One of the current buzzwords in the automotive industry is “regenerative braking.” Typically, this term comes up whenever the discussion turns to hybrid gas-electric vehicles, which employ this kind of advanced braking method to slow the vehicle as well as to supply power to the battery pack. But regenerative braking isn’t limited to hybrids alone. Indeed, electric vehicles and soon some mainstream models will include this technology.
A tale of two brake systems
Step on the brake pedal and a whole lot of kinetic energy is used to stop a vehicle. With traditional brake systems, that energy simply disappears. That’s unfortunate because if lost energy was somehow captured and converted into electricity, it could potentially recharge a car’s battery and power at least some of the onboard equipment.
When the first hybrid gas-electric vehicles were under development, that’s exactly what the engineers had in mind — capture wasted energy. After all, with a big battery pack storing electricity, it would need something besides the gas engine to help replenish the battery, in this case an electric motor. Furthermore, with the engine no longer powering the motor alone, overall fuel usage would also drop.
So, what’s the difference between brake systems?
In your typical vehicle, the traditional braking system creates friction with the brake pads and calipers, which ultimately slows or stops a vehicle. Friction is also created as the wheels slow down on the road.
On the other hand, with regenerative braking, the system that drives the vehicle does some of the braking. If you simply let up on the accelerator, the car begins to slow down as the engine works in reverse. Apply the brake and it’ll come to a stop faster.
Regenerative braking: drilling down
Earlier, we touched on some of the components comprising a regenerative braking system. One of those components is the electric motor. In a hybrid system, the motor takes kinetic energy, which is heat, and converts it into electricity. That electricity is typically sent to the battery through an inverter where it’s stored for later use.
The stored electricity will eventually be used to help power the hybrid vehicle. This is where systems vary by manufacturer, but in most cases, the electric motor taps the battery system to propel the vehicle at low speeds. Once you hit a certain speed or if more power is detected, the gas engine kicks in and the electric motor shuts off. However, under hard acceleration — such as when entering a highway, the engine and motor may work together to move the car.

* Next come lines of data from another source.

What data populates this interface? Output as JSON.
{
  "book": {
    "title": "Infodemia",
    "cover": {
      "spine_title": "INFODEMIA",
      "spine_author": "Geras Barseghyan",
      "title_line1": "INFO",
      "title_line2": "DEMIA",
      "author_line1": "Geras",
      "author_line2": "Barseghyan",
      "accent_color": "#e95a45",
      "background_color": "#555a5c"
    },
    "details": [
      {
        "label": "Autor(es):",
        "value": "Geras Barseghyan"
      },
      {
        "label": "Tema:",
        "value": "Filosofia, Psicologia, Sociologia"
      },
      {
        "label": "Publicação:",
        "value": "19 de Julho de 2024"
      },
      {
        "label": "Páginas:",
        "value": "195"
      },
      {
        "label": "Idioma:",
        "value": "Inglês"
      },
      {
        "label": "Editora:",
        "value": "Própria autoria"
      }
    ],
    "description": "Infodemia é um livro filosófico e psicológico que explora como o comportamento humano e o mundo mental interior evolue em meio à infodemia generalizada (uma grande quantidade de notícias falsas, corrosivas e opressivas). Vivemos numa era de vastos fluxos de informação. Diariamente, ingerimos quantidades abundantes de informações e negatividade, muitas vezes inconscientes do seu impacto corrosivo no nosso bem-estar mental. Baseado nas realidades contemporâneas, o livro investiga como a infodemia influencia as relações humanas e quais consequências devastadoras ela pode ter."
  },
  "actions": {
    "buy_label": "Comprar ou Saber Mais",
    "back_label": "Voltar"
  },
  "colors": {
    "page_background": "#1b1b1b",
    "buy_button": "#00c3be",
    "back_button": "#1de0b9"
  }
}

In electric vehicles, you’ll find two or more electric motors as there’s no gas engine present. One motor is placed on the axle driving the vehicle, while the other serves in the traditional capacity of collecting kinetic energy and converting it to electricity.
Beyond hybrids and electric vehicles
Conventional hybrid vehicles, whether they also utilize plug-in power or not, and full electric vehicles, are the two main options for regenerative braking. Research by manufacturers reveals that regenerative braking systems are as much as 70% efficient, according to Electrek (a recognized electric vehicle news source). This doesn’t mean your driving range increases by 70%. Instead, upwards of 70% of the kinetic energy that would have otherwise been lost can now be used.
So, what about using regenerative braking in cars that aren’t hybrids or electric vehicles? Wouldn’t that be an efficient way to utilize kinetic energy for other purposes, perhaps to power certain systems?
It sure would! GM tried it as far back as 2009 with the Saturn VUE, utilizing a system that captured energy and used it to supplement the engine’s power, but not for providing propulsion on its own. Although the overall fuel economy improved, this so-called “mild hybrid” system didn’t go far enough.
Today, a handful of new vehicles are utilizing mild hybrids, including certain versions of the 2019 Ram 1500 pickup truck. The Ram’s system is especially interesting as the automaker layers a 48-volt electrical system on top of the standard 12-volt system. Thus, in equipped models, the Ram’s system supplies a boost of power that includes kinetic energy when accelerating. The result is a truck that’s faster off the line, with increased payload and trailering capacities.
Mild hybrids also power components such as the starter generator that replaces the alternator. It might also send power to operate the lights, navigation and audio systems.
Regenerative braking certainly does have its benefits, but there are some disadvantages too. For one, regenerative braking adds to the cost of a vehicle. For another, braking often feels awkward for drivers who sometimes complain about the “spongy” feel.
Fortunately, the two disadvantages become much smaller as manufacturers reduce costs through newer and more cost-efficient systems and improve braking feel with these same new systems. Finally, you’ll also save money on the car’s brake system as pads and rotors last longer.